At the time, IAC accumulated a 12 percent stake in the company for about $1 billion, in August 2020. Diller and IAC CEO Levin described the bet as one on online gaming revenue. “Similar to Disney’s advantages over pure-play streaming companies with an iconic brand and multiple avenues to monetize the same intellectual property between streaming, theatrical releases, merchandise, and theme parks, we believe MGM also is an aspirational brand, which could be delivered with daily accessibility and offer gaming consumers,” Diller and Levin wrote to shareholders at the time.
BetMGM, MGM Resorts’ 50/50 joint venture with gambling giant Entain, has been the vehicle for those aspirations.
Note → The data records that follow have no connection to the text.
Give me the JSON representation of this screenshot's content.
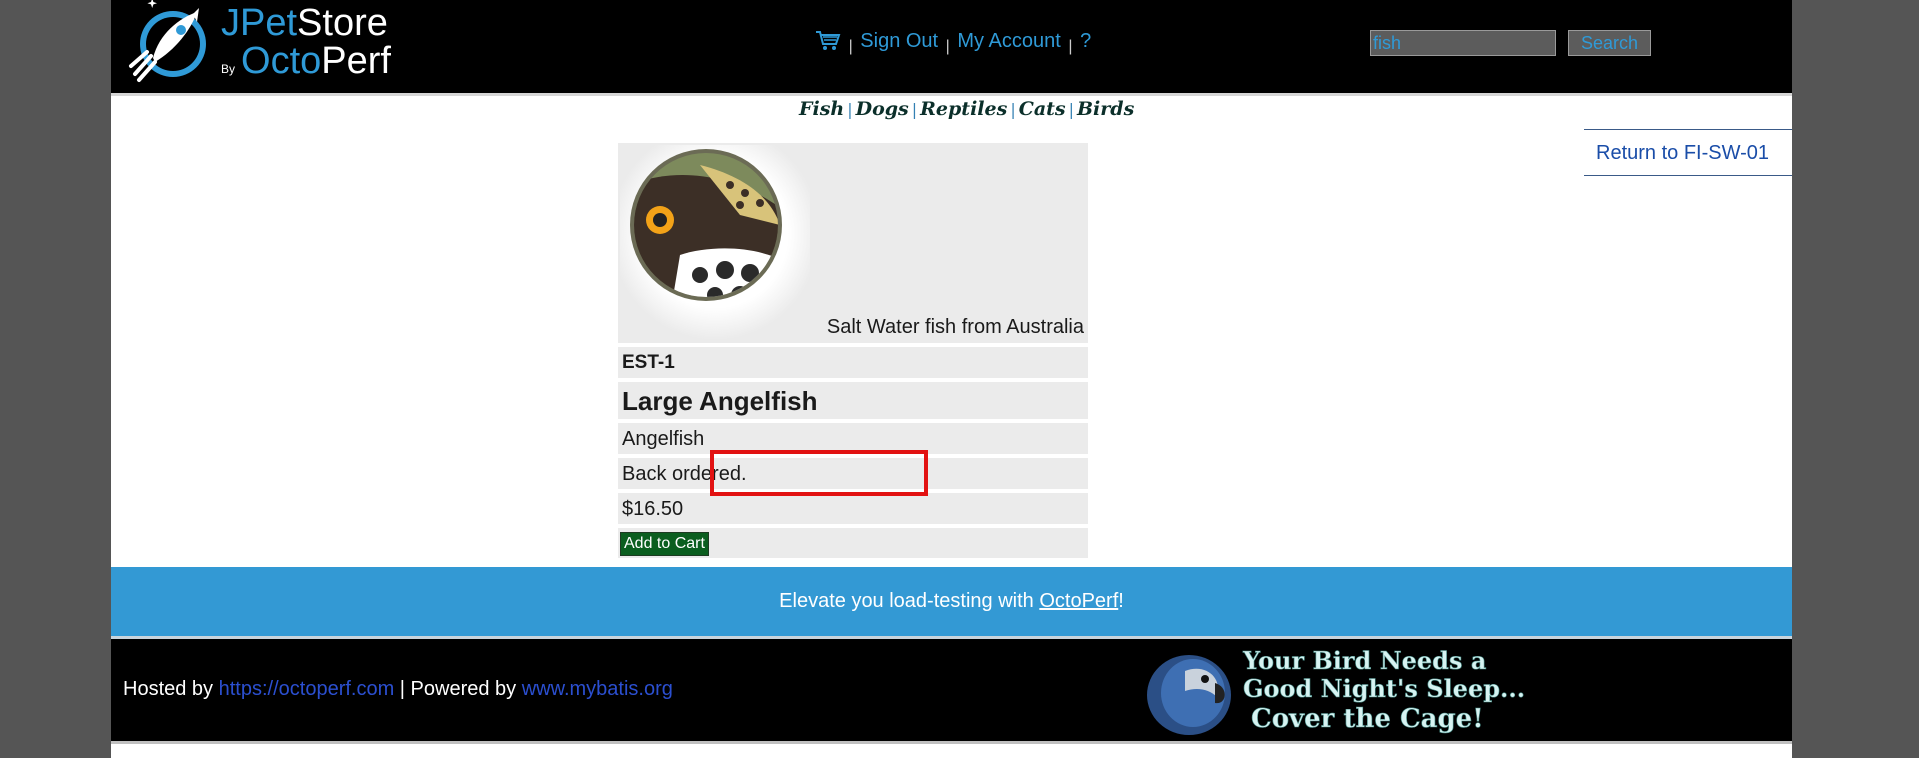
{
  "brand": {
    "logo_line1_a": "JPet",
    "logo_line1_b": "Store",
    "logo_by": "By",
    "logo_line2_a": "Octo",
    "logo_line2_b": "Perf"
  },
  "menu": {
    "cart_icon": "shopping-cart-icon",
    "sep1": "|",
    "sign_out": "Sign Out",
    "sep2": "|",
    "my_account": "My Account",
    "sep3": "|",
    "help": "?"
  },
  "search": {
    "value": "fish",
    "button_label": "Search"
  },
  "quicklinks": {
    "fish": "Fish",
    "dogs": "Dogs",
    "reptiles": "Reptiles",
    "cats": "Cats",
    "birds": "Birds",
    "sep": "|"
  },
  "back_link": "Return to FI-SW-01",
  "item": {
    "image_icon": "angelfish-image",
    "description": "Salt Water fish from Australia",
    "code": "EST-1",
    "name": "Large Angelfish",
    "product": "Angelfish",
    "stock": "Back ordered.",
    "price": "$16.50",
    "add_to_cart": "Add to Cart"
  },
  "promo": {
    "text_before": "Elevate you load-testing with ",
    "link": "OctoPerf",
    "text_after": "!"
  },
  "footer": {
    "hosted_by": "Hosted by ",
    "hosted_link": "https://octoperf.com",
    "powered_by": " | Powered by ",
    "powered_link": "www.mybatis.org",
    "banner_line1": "Your Bird Needs a",
    "banner_line2": "Good Night's Sleep...",
    "banner_line3": "Cover the Cage!"
  },
  "colors": {
    "header_bg": "#000000",
    "link_blue": "#2f9ad7",
    "promo_bg": "#3399d4",
    "highlight": "#e21212",
    "cart_button": "#0b5e1f"
  }
}
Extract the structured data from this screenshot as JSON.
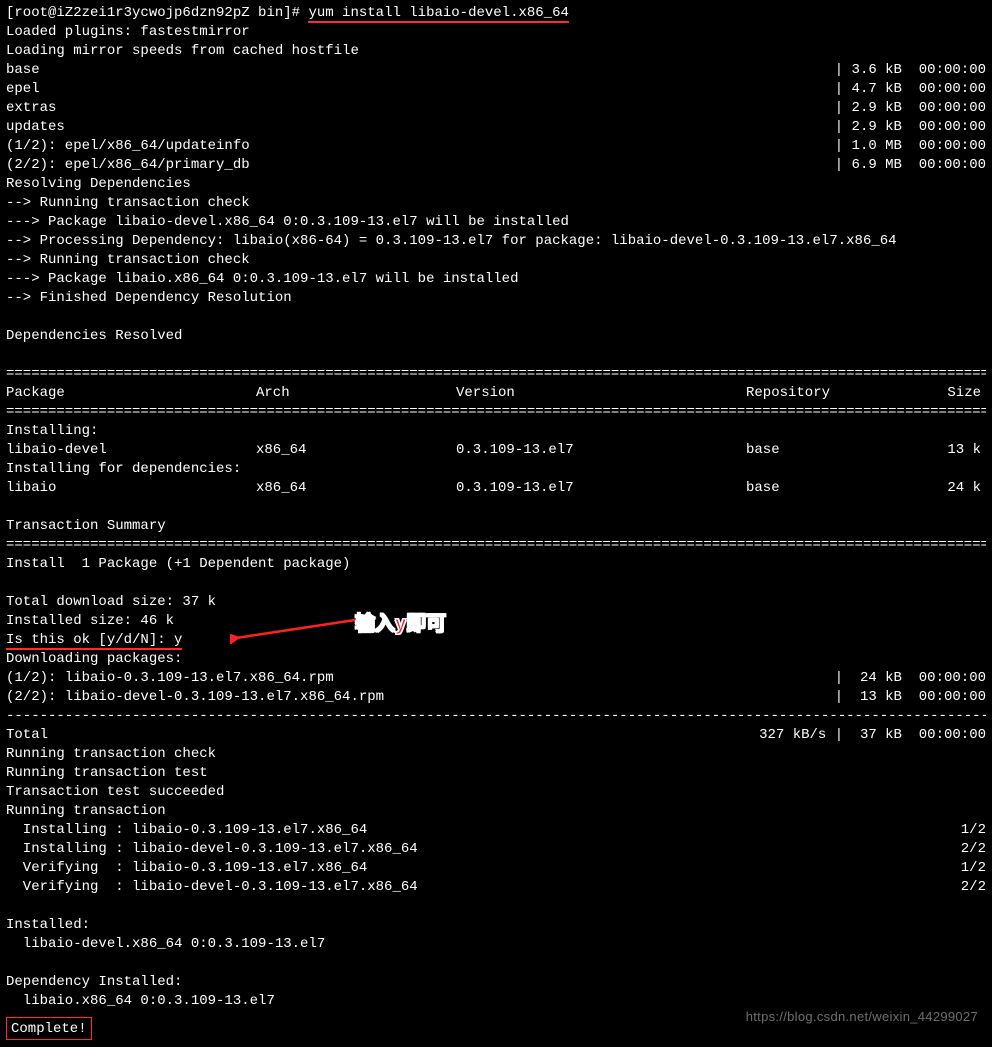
{
  "prompt": {
    "prefix": "[root@iZ2zei1r3ycwojp6dzn92pZ bin]# ",
    "command": "yum install libaio-devel.x86_64"
  },
  "preamble": [
    "Loaded plugins: fastestmirror",
    "Loading mirror speeds from cached hostfile"
  ],
  "repos": [
    {
      "name": "base",
      "size": "3.6 kB",
      "time": "00:00:00"
    },
    {
      "name": "epel",
      "size": "4.7 kB",
      "time": "00:00:00"
    },
    {
      "name": "extras",
      "size": "2.9 kB",
      "time": "00:00:00"
    },
    {
      "name": "updates",
      "size": "2.9 kB",
      "time": "00:00:00"
    }
  ],
  "repo_files": [
    {
      "label": "(1/2): epel/x86_64/updateinfo",
      "size": "1.0 MB",
      "time": "00:00:00"
    },
    {
      "label": "(2/2): epel/x86_64/primary_db",
      "size": "6.9 MB",
      "time": "00:00:00"
    }
  ],
  "resolving": [
    "Resolving Dependencies",
    "--> Running transaction check",
    "---> Package libaio-devel.x86_64 0:0.3.109-13.el7 will be installed",
    "--> Processing Dependency: libaio(x86-64) = 0.3.109-13.el7 for package: libaio-devel-0.3.109-13.el7.x86_64",
    "--> Running transaction check",
    "---> Package libaio.x86_64 0:0.3.109-13.el7 will be installed",
    "--> Finished Dependency Resolution"
  ],
  "deps_resolved": "Dependencies Resolved",
  "table_header": {
    "package": " Package",
    "arch": "Arch",
    "version": "Version",
    "repo": "Repository",
    "size": "Size"
  },
  "installing_label": "Installing:",
  "installing_dep_label": "Installing for dependencies:",
  "packages_install": [
    {
      "name": " libaio-devel",
      "arch": "x86_64",
      "version": "0.3.109-13.el7",
      "repo": "base",
      "size": "13 k"
    }
  ],
  "packages_dep": [
    {
      "name": " libaio",
      "arch": "x86_64",
      "version": "0.3.109-13.el7",
      "repo": "base",
      "size": "24 k"
    }
  ],
  "transaction_summary_label": "Transaction Summary",
  "install_summary": "Install  1 Package (+1 Dependent package)",
  "totals": [
    "Total download size: 37 k",
    "Installed size: 46 k"
  ],
  "confirm": {
    "prompt": "Is this ok [y/d/N]: ",
    "answer": "y"
  },
  "downloading_label": "Downloading packages:",
  "downloads": [
    {
      "label": "(1/2): libaio-0.3.109-13.el7.x86_64.rpm",
      "size": " 24 kB",
      "time": "00:00:00"
    },
    {
      "label": "(2/2): libaio-devel-0.3.109-13.el7.x86_64.rpm",
      "size": " 13 kB",
      "time": "00:00:00"
    }
  ],
  "total_line": {
    "label": "Total",
    "rate": "327 kB/s",
    "size": " 37 kB",
    "time": "00:00:00"
  },
  "transaction": [
    "Running transaction check",
    "Running transaction test",
    "Transaction test succeeded",
    "Running transaction"
  ],
  "trans_steps": [
    {
      "l": "  Installing : libaio-0.3.109-13.el7.x86_64",
      "r": "1/2"
    },
    {
      "l": "  Installing : libaio-devel-0.3.109-13.el7.x86_64",
      "r": "2/2"
    },
    {
      "l": "  Verifying  : libaio-0.3.109-13.el7.x86_64",
      "r": "1/2"
    },
    {
      "l": "  Verifying  : libaio-devel-0.3.109-13.el7.x86_64",
      "r": "2/2"
    }
  ],
  "installed_label": "Installed:",
  "installed_pkg": "  libaio-devel.x86_64 0:0.3.109-13.el7",
  "dep_installed_label": "Dependency Installed:",
  "dep_installed_pkg": "  libaio.x86_64 0:0.3.109-13.el7",
  "complete": "Complete!",
  "annotation_text": "输入y即可",
  "watermark": "https://blog.csdn.net/weixin_44299027",
  "divider_eq": "================================================================================================================================",
  "divider_dash": "--------------------------------------------------------------------------------------------------------------------------------"
}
The sports betting firm — which has signed up brand ambassadors like Jamie Foxx, Wayne Gretzky, Kevin Garnett and Jerry Ferrara — and its rivals like FanDuel and DraftKings, are counting on more U.S. states legalizing online sports betting. (Online gambling is now legal in 21 states.)
Since 2020 the company has increased its investment, buying $202.5 million worth of shares in February from hedge fund Corvex Management that upped its stake in MGM Resorts to 14.4 percent.
In a shareholder letter on Aug. 9, IAC’s Levin pointed to solid consumer demand at MGM Resorts properties — which include hotels like the Bellagio and MGM Grand and operations of the Cosmopolitan — noting the resort giant saw “consistent strong demand from the leisure consumer and all-time high average daily room rates for Las Vegas.”
“We’ve learned a lot since we’ve been there,” Levin said on an earnings call in May, of IAC’s investment in MGM Resorts. “I’d say that the gaming business, both the online gaming business overall, which is both sports betting and i-gaming, has outperformed our expectations relative to when we came in. It’s grown really tremendously, and that growth is going to continue for a long time.”